The certainty that the only certainties in life are death and taxes has existed almost since time immemorial. These certainties are a fundamental part of life and a person should not shy away from these tough issues simply because they are tough. Nobody likes to think that they will die eventually, but it is incumbent upon each and every person to plan for this event. The first and best way to plan for these certainties is by creating an estate plan.
An estate plan is a set of documents that help you plan for those certainties. The phrase “estate plan” sounds like a complicated set of material that only very wealthy people need, but in fact it refers to the documents that almost everyone needs, whether their financial and familial affairs are simple or complex.
All of the documents that comprise an estate plan help people avoid problems that often arise upon death. Many of these are problems that people never think about during life, or which, feeling overwhelmed by the problems, push out of their minds. However, in the absence of an estate plan, these issues will be resolved by the courts and state law. Therefore, a properly-prepared estate plan will let each person decide for himself or herself the best choices for their own families, such as who should care for their minor children, who should receive their property, which charitable organizations should receive a share of their assets, and who should wind up one’s affairs.
State law is indifferent to the individual needs of a decedent and operates to distribute assets regardless of a person’s desires. However, state law only specifies how a person’s assets will be divided when someone dies without a Will. Most people assume that the state gives all of the assets to the surviving spouse, but this is not the case. In Maryland and D.C., the state grants only a portion of the assets – between one-third and one-half – to the surviving spouse. The rest of the estate goes to certain other family members. The state laws do not take into account any personal relationships a person may have. The state laws do not take into consideration a person’s own preferences. A Last Will and Testament is the best line of defense against these indifferent laws. A Will is a legal document that is designed to ensure a relatively easy and simple passing of one’s property from generation to generation. A Will allows a person to direct that their spouse should inherit them, or which child should get the family china, or which organization should receive their support.
A major benefit to properly planning an estate is the naming of the guardian. Many people who have minor children do not think about who would take care of their kids in the event that both parents pass away. However, if such a terrible event were to occur the law requires that the court appoint someone to care for the children. A court’s decision regarding these matters can never be as good as a parent’s own choice. We have all heard stories of “wards of the state”. A Will allows a couple to make this fundamental decision themselves without interference from a judge who can never know your children and their needs as you do.

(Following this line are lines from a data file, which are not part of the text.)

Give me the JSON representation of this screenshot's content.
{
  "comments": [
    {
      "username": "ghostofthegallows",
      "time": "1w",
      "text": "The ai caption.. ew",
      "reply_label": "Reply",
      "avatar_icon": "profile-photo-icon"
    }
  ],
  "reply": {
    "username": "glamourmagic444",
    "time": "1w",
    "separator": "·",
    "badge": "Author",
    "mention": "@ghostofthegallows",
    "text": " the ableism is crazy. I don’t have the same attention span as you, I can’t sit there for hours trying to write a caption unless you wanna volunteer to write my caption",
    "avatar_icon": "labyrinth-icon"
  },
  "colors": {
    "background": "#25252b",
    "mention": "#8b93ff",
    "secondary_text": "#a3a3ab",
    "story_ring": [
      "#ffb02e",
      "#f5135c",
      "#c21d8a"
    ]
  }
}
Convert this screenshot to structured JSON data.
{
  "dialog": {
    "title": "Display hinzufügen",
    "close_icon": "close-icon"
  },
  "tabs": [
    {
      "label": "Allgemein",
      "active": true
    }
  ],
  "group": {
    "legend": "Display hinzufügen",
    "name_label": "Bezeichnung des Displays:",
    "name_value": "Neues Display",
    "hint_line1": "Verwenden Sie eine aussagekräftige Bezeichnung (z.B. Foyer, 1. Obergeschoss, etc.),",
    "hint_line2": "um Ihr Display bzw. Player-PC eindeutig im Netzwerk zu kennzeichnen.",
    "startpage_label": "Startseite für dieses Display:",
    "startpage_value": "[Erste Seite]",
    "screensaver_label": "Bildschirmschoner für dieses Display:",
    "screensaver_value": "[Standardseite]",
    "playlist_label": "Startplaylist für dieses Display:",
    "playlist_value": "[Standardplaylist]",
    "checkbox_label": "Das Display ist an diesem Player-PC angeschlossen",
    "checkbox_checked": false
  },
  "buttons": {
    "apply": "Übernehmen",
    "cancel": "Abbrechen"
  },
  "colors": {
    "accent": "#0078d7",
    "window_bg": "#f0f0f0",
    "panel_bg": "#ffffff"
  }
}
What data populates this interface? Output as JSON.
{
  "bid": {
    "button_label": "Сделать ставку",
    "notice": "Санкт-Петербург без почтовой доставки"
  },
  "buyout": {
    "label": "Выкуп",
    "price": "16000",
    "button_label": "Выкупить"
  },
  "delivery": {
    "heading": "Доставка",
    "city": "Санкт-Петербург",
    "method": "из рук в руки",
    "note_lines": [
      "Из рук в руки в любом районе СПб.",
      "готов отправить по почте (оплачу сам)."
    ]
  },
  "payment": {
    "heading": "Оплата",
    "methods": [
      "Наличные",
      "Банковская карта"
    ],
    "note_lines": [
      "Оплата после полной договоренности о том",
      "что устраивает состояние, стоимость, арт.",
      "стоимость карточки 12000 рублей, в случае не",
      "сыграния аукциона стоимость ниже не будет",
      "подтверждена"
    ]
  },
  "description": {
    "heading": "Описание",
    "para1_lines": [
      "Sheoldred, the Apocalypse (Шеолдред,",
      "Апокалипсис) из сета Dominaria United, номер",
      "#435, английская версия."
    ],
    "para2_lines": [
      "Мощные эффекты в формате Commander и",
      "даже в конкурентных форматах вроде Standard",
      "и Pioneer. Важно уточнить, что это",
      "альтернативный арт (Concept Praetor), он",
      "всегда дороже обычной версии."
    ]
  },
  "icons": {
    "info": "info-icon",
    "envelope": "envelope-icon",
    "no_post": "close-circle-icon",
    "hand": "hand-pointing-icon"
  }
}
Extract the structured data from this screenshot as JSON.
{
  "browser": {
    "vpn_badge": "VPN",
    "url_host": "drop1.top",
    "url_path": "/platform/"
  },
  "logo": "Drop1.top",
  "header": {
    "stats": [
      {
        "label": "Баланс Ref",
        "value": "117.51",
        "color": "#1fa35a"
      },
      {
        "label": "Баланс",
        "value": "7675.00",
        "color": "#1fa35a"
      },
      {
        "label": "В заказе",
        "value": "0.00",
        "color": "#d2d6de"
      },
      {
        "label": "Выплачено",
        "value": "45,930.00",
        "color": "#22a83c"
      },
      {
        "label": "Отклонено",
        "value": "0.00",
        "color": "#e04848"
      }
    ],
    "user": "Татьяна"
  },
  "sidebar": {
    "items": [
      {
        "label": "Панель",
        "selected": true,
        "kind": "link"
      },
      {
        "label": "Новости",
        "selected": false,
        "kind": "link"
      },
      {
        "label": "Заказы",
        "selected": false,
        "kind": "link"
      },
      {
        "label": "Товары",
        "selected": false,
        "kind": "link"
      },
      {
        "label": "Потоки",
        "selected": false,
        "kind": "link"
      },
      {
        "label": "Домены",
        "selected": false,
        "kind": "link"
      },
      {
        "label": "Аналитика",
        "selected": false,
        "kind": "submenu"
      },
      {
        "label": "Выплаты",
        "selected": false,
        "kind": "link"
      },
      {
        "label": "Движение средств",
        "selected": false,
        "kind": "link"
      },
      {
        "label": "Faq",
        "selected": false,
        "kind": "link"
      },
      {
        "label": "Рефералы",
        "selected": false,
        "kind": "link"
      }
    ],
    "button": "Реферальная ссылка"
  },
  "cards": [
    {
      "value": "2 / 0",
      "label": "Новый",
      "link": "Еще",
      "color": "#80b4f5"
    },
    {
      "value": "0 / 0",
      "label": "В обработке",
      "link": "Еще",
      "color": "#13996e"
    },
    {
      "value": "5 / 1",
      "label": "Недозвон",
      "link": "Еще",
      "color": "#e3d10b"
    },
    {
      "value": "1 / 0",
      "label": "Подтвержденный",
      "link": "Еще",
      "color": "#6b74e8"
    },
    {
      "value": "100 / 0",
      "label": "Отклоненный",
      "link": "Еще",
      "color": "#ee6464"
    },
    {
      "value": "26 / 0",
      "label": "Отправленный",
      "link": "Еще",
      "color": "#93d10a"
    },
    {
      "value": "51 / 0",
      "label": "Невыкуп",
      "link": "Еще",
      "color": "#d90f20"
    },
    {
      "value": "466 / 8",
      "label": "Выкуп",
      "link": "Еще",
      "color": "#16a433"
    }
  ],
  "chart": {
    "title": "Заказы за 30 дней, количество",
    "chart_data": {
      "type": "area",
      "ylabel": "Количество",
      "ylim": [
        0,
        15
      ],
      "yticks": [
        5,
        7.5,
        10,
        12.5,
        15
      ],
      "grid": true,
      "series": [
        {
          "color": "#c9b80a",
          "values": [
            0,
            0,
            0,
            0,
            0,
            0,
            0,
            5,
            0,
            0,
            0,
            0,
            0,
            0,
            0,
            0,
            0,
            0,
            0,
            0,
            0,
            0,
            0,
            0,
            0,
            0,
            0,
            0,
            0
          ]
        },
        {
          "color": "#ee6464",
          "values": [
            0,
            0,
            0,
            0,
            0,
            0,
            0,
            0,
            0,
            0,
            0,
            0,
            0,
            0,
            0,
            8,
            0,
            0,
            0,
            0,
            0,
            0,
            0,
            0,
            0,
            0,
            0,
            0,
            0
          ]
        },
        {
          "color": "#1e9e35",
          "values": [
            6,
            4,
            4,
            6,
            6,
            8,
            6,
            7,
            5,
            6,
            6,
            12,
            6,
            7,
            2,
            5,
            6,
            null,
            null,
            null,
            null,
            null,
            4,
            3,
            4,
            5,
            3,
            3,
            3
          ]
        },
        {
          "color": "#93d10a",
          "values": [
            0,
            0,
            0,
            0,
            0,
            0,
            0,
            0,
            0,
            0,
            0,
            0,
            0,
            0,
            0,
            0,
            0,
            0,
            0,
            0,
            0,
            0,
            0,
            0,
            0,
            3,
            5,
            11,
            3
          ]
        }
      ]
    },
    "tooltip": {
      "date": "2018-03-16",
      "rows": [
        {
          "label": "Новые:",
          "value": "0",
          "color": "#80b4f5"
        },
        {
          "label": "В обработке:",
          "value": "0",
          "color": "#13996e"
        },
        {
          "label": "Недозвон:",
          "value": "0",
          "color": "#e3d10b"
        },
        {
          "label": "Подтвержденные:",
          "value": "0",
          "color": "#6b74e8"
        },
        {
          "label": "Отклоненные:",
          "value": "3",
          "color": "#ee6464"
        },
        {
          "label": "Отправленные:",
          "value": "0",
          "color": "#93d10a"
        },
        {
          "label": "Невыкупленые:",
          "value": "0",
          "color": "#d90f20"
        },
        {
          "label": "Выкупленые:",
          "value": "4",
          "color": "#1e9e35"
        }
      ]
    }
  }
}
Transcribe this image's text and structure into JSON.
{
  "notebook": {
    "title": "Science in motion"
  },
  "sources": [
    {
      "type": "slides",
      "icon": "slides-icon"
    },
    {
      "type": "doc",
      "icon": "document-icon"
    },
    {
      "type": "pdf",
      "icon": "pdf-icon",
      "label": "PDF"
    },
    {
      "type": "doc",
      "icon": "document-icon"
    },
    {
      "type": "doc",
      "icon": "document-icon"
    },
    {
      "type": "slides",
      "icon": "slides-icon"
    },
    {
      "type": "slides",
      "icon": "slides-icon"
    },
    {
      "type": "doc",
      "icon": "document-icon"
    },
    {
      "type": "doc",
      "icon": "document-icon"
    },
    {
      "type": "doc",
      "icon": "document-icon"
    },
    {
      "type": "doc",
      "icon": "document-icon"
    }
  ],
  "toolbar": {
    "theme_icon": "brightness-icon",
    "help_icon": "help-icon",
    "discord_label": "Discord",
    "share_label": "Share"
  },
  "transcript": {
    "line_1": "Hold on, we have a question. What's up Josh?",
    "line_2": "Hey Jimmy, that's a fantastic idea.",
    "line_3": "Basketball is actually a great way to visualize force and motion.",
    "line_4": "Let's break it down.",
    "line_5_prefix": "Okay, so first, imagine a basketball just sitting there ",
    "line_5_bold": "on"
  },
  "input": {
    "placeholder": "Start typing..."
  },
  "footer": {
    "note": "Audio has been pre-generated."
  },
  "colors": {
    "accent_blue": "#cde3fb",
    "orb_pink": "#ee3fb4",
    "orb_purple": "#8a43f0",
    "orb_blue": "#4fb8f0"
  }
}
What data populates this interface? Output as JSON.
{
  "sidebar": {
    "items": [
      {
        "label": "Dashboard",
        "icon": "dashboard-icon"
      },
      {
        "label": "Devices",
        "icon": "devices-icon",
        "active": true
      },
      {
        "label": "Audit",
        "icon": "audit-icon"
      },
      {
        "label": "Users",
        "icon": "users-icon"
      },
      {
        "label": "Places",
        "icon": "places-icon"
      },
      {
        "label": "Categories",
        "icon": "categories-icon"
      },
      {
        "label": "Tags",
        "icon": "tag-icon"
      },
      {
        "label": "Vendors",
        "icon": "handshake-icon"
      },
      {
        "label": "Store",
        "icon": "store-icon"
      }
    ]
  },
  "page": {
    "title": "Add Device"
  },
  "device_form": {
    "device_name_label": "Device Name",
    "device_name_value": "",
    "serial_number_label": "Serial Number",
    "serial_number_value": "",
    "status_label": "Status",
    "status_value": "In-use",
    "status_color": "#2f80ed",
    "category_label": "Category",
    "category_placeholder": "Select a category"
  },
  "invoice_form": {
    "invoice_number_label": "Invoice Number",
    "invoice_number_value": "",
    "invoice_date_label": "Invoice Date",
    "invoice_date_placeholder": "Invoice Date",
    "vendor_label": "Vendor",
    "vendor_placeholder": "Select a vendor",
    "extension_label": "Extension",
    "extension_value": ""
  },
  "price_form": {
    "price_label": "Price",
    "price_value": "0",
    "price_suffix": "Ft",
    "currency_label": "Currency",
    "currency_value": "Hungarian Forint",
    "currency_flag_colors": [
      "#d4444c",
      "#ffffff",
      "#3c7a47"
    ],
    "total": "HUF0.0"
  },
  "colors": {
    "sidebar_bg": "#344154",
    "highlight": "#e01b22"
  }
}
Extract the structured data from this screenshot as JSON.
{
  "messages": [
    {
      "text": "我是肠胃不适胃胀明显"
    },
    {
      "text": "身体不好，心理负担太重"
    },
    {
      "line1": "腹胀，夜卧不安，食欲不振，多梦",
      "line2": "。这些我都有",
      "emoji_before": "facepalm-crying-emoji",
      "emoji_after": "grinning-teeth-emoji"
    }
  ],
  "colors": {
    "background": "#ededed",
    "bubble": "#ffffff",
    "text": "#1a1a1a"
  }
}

Like all states, Maryland and D.C. have laws that specify who may wind up the personal affairs of someone who has died. This position is commonly referred to as the “executor”. Maryland and D.C. lawmakers have created a very expansive list of people who may be appointed executor, including even the decedent's creditors. This may well mean that the interests of the executor are at odds with the interests of the family. Moreover, even when a creditor is not named as executor, the court will often appoint one sibling to serve as executor, obviously to the exclusion of the other siblings. A fight will then often ensue within the family, with each member of the family claiming that they did not receive a fair share of the inheritance or that they should have received grandma’s jewelry. With a Will, one can avoid this scenario by appointing someone to serve as executor who will be fair and honest. A person can choose anyone they want to fill this position, thereby reducing the chances of potentially ugly post-death battles.
Creating a Will also allows those individuals whose net worth exceeds one million dollars to properly plan for the taxation that will be due upon the individual’s death. Generally, the federal government taxes the value of a person’s property that exceeds five million dollars, an amount that is scheduled to significantly decrease at the end of 2012. However, both Maryland and D.C. impose a tax on property worth more than one million dollars, inclusive of retirement savings and life insurance policies. While a thorough treatment of estate tax planning is beyond the scope of this article, it is worth noting that consulting a knowledgeable estate planning professional can greatly reduce the potential tax burden.
Estate planning also means planning for your last illness. An advanced directive on health care explains the sort of healthcare treatment that you would like to receive before your death. There is a great deal of variation in how we choose to make decisions at the end of our lives, and an advance directive on healthcare can give voice to our own preferences.
Finally, a proper estate plan includes a document that authorizes a family member or a trusted friend to care for you and oversee your finances if you are no longer able to care for yourself. A person should always have the ability to determine what type of care they receive. Without these documents, a person runs the risk of having these decisions made for him or her, and not necessarily in accordance with his or her wishes.
A Will provides the best means to ensure that one passes their hard-earned wealth to their descendants with a minimum of cost, both emotional and fiscal. A Will appoints a guardian for one’s minor children if both parents die, it can specify how to divide up property, and it can help avoid any taxes that may be due upon death. An advanced directive and durable power of attorney effectuate many of these same goals during a person’s life. No one wants build a beautiful family only to see that family fight over their possessions when they are gone. To prevent this, you need a Will.
Please note that this article is a general summary of law and omits many important details, footnotes, and caveats. It is no substitute for legal advice from a lawyer based on your particular circumstances. For more information or to speak with a lawyer, please call us at (301) 656-6905 or send us an email at email@example.com.